How many lines of the data hold the word "Boniva"? State the number and nothing else.

::: EXTRACTED DATA :::

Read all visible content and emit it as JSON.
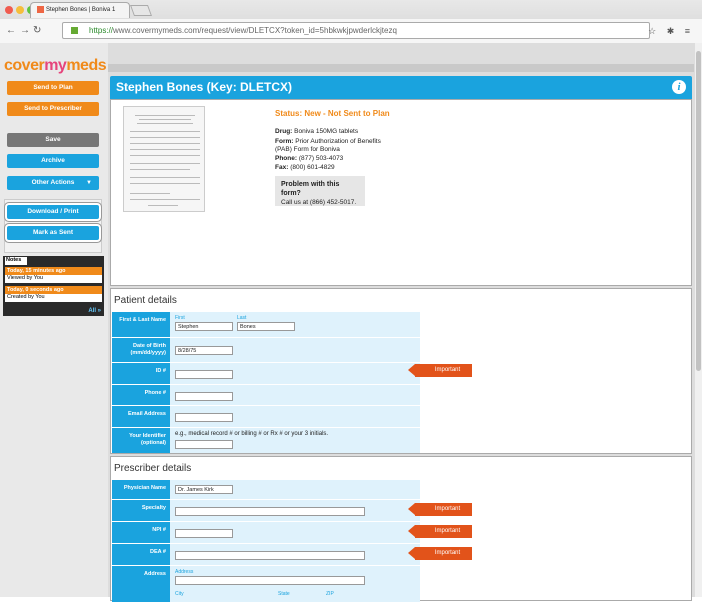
{
  "browser": {
    "tab_title": "Stephen Bones | Boniva 1",
    "url_scheme": "https://",
    "url_rest": "www.covermymeds.com/request/view/DLETCX?token_id=5hbkwkjpwderlckjtezq"
  },
  "sidebar": {
    "logo_cover": "cover",
    "logo_my": "my",
    "logo_meds": "meds",
    "send_to_plan": "Send to Plan",
    "send_to_prescriber": "Send to Prescriber",
    "save": "Save",
    "archive": "Archive",
    "other_actions": "Other Actions",
    "download_print": "Download / Print",
    "mark_as_sent": "Mark as Sent",
    "notes_title": "Notes",
    "notes": [
      {
        "when": "Today, 15 minutes ago",
        "what": "Viewed by You"
      },
      {
        "when": "Today, 0 seconds ago",
        "what": "Created by You"
      }
    ],
    "notes_all": "All »"
  },
  "header": {
    "title": "Stephen Bones (Key: DLETCX)",
    "info_icon": "i"
  },
  "summary": {
    "status": "Status: New - Not Sent to Plan",
    "drug_label": "Drug:",
    "drug_value": "Boniva 150MG tablets",
    "form_label": "Form:",
    "form_value": "Prior Authorization of Benefits (PAB) Form for Boniva",
    "phone_label": "Phone:",
    "phone_value": "(877) 503-4073",
    "fax_label": "Fax:",
    "fax_value": "(800) 601-4829",
    "problem_title": "Problem with this form?",
    "problem_text": "Call us at (866) 452-5017."
  },
  "patient": {
    "heading": "Patient details",
    "name_label": "First & Last Name",
    "first_caption": "First",
    "last_caption": "Last",
    "first_value": "Stephen",
    "last_value": "Bones",
    "dob_label": "Date of Birth (mm/dd/yyyy)",
    "dob_value": "8/28/75",
    "id_label": "ID #",
    "phone_label": "Phone #",
    "email_label": "Email Address",
    "identifier_label": "Your Identifier (optional)",
    "identifier_hint": "e.g., medical record # or billing # or Rx # or your 3 initials.",
    "important": "Important"
  },
  "prescriber": {
    "heading": "Prescriber details",
    "physician_label": "Physician Name",
    "physician_value": "Dr. James Kirk",
    "specialty_label": "Specialty",
    "npi_label": "NPI #",
    "dea_label": "DEA #",
    "address_label": "Address",
    "address_caption": "Address",
    "city_caption": "City",
    "state_caption": "State",
    "zip_caption": "ZIP",
    "important": "Important"
  }
}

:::

OUTPUT FOR THIS TASK ->
3